Sheesh. How stressful would it be to be Brigitte Macron? I am letting all my neuroses out right here, in the conviction that whenever women are honest about themselves they give other women a gift.

Brigitte Macron is 24 years older than her husband, new French president Emmanuel Macron (39). The public shrieking about their age gap has been brutal and terrifying. But also kind of illuminating about our sexist double standards. We are obviously rather deluded to think we've made much progress in this area.

Why is the Macrons age gap considered so shocking? The reason is that it reveals the sneaky transactions that go on in our most intimate relationships. We like to pretend we just fall in love. Magic.

But really we make cold-hearted evolution-driven estimations about sexual capital and financial status of potential partners, as though we were still back in the stone age.


A rich man is expected to match up with a beautiful, younger woman. His economic status is then matched by her sexual allure. The status quo is not threatened and everyone accepts this trade off. Whew. In some pervy way this is considered fair.

We think we're so enlightened but really, we still follow these expectations so automatically that we don't even notice the rules are there, until someone like Brigitte Macron dares to break them. Actually, any kind of variation is threatening. A good looking man with a non-stereotypically hot woman seems to provoke a certain puzzled consternation too. And an older, wealthy man who has stayed with one wife as she ages has a sort of freakish heroic status. What a guy!

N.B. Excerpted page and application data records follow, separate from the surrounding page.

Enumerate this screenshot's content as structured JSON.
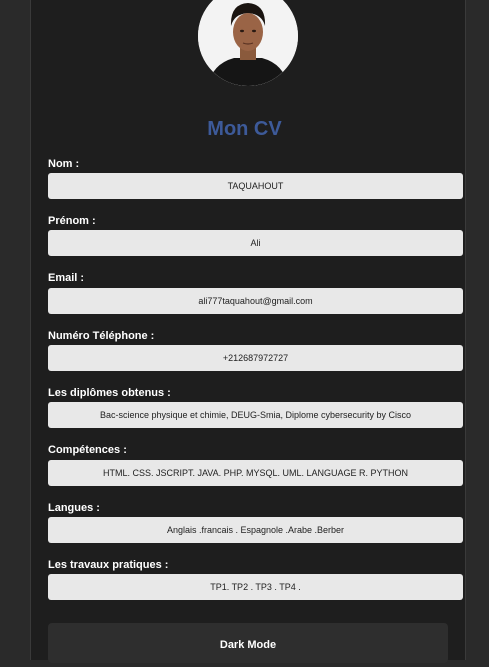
{
  "page": {
    "title": "Mon CV"
  },
  "fields": [
    {
      "label": "Nom :",
      "value": "TAQUAHOUT"
    },
    {
      "label": "Prénom :",
      "value": "Ali"
    },
    {
      "label": "Email :",
      "value": "ali777taquahout@gmail.com"
    },
    {
      "label": "Numéro Téléphone :",
      "value": "+212687972727"
    },
    {
      "label": "Les diplômes obtenus :",
      "value": "Bac-science physique et chimie, DEUG-Smia, Diplome cybersecurity by Cisco"
    },
    {
      "label": "Compétences :",
      "value": "HTML. CSS. JSCRIPT. JAVA. PHP. MYSQL. UML. LANGUAGE R. PYTHON"
    },
    {
      "label": "Langues :",
      "value": "Anglais .francais . Espagnole .Arabe .Berber"
    },
    {
      "label": "Les travaux pratiques :",
      "value": "TP1. TP2 . TP3 . TP4 ."
    }
  ],
  "dark_mode_button": {
    "label": "Dark Mode"
  },
  "colors": {
    "background": "#2a2a2a",
    "card": "#1e1e1e",
    "title": "#3d5a99",
    "field_bg": "#e8e8e8",
    "label": "#ffffff"
  }
}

I'd love to think I didn't conform to social norms, but I'm just as bad. Worse even.

Because confession: I would hate to be with a man who was the same age as me, let alone younger than me. It would be so tiring trying to stay looking young.

I am reluctant to even write this because it seems a shameful bad feminist thing to admit.

Up until now I was simply too slothful and chaotic to ever be that fussed about looks or body image. Bodies were just irksome contraptions you had to put up with to carry your brain around. Yet, now I am 49 I have been surprised how confronting I have found my suddenly deteriorating body. It turns out ageing is barely perceptible for years and then it's a freaking mudslide. Now I wake up in the morning and my décolletage looks like a Google map. The backs of my hands look as ropey as Madonna's, but my face looks ten years older than hers. (I must get an updated decrepit photo for this column).

So the idea that you would have to manage your partners' expectations of your hotness as well as grieving your own drooping surrender to gravity would fill me with dread.

I have always been attracted to men who are much older than me. I framed it as just having exemplary taste: I was proud of finding character more attractive than gratuitous arm candy. Geoffrey Rush is so much sexier than Brad Pitt. Older men were more likely to appreciate Mahler's 5th and PG Wodehouse. Also, you know: Daddy Issues. (I've canvassed that at length in this column already so rest assured, shan't mention the war.) Older men are just cooler. My partner (18 years older than me) has a T shirt that says "Rock'n'roll mother***er." I have Barry Humphries as a pen pal.

It is hard enough coping with ageing in itself, but going through this process with a partner who was much younger would be a whole other level of horror and subterfuge and Botox.

But there is something else so mercenary that I hesitate to admit it. The fact that when you are younger than your partner, as a woman, you immediately get back a bit of power. In the algorithm of attractiveness you have a slight edge in comparative hotness. If you're hopeless at personal upkeep like me this means you can afford to be insouciant about your looks - I have a unibrow and sometimes when I hurriedly shave my legs there is a mullet effect. But this slack-arse formula only works when you are still young enough to be considered hot.

"You've got to that age where you really need to make an effort," as a friend's husband said to her once, bastardly. (They're not married anymore.)

It is hard enough coping with ageing in itself, but going through this process with a partner who was much younger would be a whole other level of horror and subterfuge and Botox.

Your younger lover might call your wrinkles "smile lines" and compare you to Helen Mirren, but wouldn't you wonder if he was sneakily checking out the hot girl along the bar?

But I'm getting to the good bit. It's not all grim. What happens to Daddy Issues when you no longer qualify as totty? They disappear!

Once you hit menopause the age gap doesn't really matter anymore. Now you're both just old and just have to deal.

So Brigitte Macron just needs to hang in there for a few more years till Emmanuel has a paunch and prostate problems. Then you can just both laugh at your fast-accelerating feebleness and face the indignity of ageing together. It happens to all of us.